PGS 386D Cellular/Systems Physiology/Pathophysiology II

Prof. Gore. Principles of cellular and systems physiology. Subjects include immunology, kidney function, respiration, acid-base balance, blood and hematopoiesis, general endocrinology, neuroendocrinology, and reproduction.

PGS 388K Molecular Mechanisms and Methods in Nutrition and Cancer

Prof. DiGiovanni. Molecular mechanisms and methods in nutrition and cancer. Topic description: Molecular mechanisms associated with the development and progression of cancer. Nutritional influences on cancer development at all stages of the cancer process. State of the art molecular methods used in cancer research with an emphasis on research involving nutrition and cancer development. 

 

BIO 374 Plant Anatomy with Histol Tech

Prof. Boucher, TTh 12:30-2 pm.This course provides a survey of the tissue organization and cellular details of the main parts of plants, with emphasis on development and function.  Plant organization, structure, and reproduction will also be considered from an adaptive perspective, integrating both ecological and evolutionary aspects of plant history.  Through the completion of the lecture and lab, student participation will also promote learning, critical thinking, microscopy skills, and laboratory techniques.

Prerequisite: Biology 325 or 325H with a grade of at least C-, and concurrent enrollment in Biology 174L.

 

BIO 174L Lab in Plant Anatomy/Histol Techs

Prof.

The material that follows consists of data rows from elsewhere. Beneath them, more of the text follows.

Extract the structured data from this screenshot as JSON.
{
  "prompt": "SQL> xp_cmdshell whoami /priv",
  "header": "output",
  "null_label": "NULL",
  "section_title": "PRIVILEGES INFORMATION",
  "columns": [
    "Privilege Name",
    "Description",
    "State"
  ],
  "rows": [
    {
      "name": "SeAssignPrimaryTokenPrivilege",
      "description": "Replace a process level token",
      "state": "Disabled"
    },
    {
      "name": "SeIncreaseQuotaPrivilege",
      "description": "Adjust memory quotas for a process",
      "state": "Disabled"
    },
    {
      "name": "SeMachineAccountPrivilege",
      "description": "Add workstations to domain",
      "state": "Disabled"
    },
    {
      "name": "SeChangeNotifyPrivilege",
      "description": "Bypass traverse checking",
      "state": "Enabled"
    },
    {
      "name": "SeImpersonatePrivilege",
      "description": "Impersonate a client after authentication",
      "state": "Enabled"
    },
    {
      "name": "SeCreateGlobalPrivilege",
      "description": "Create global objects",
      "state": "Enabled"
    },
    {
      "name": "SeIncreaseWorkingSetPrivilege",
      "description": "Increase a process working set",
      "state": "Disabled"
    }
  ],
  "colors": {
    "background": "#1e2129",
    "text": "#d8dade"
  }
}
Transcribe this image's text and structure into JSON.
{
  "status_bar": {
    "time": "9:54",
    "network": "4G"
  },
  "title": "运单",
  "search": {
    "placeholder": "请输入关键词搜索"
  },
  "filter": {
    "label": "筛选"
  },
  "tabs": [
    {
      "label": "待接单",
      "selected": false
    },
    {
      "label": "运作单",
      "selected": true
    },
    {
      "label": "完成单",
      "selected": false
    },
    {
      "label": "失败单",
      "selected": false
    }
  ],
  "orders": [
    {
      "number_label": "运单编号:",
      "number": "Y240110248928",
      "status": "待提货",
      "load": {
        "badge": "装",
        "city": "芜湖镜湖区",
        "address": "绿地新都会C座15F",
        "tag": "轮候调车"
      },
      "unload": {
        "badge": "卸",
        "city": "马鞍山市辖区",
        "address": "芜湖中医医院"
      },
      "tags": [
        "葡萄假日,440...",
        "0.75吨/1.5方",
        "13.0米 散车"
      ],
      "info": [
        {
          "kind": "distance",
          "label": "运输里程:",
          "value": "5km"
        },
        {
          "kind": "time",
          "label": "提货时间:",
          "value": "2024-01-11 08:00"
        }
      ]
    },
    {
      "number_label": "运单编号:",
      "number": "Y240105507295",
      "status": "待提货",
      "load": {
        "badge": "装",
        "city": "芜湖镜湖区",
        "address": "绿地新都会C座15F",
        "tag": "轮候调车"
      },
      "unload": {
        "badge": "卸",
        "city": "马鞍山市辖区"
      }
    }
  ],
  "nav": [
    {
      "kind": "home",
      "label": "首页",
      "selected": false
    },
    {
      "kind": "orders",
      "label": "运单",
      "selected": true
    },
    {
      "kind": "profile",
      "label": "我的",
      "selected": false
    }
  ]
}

Boucher, TTh 2-3 pm.This course provides a survey of the tissue organization and cellular details of the main parts of plants, with emphasis on development and function.  Plant organization, structure, and reproduction will also be considered from an adaptive perspective, integrating both ecological and evolutionary aspects of plant history.  Through the completion of the lecture and lab, student participation will also promote learning, critical thinking, microscopy skills, and laboratory techniques.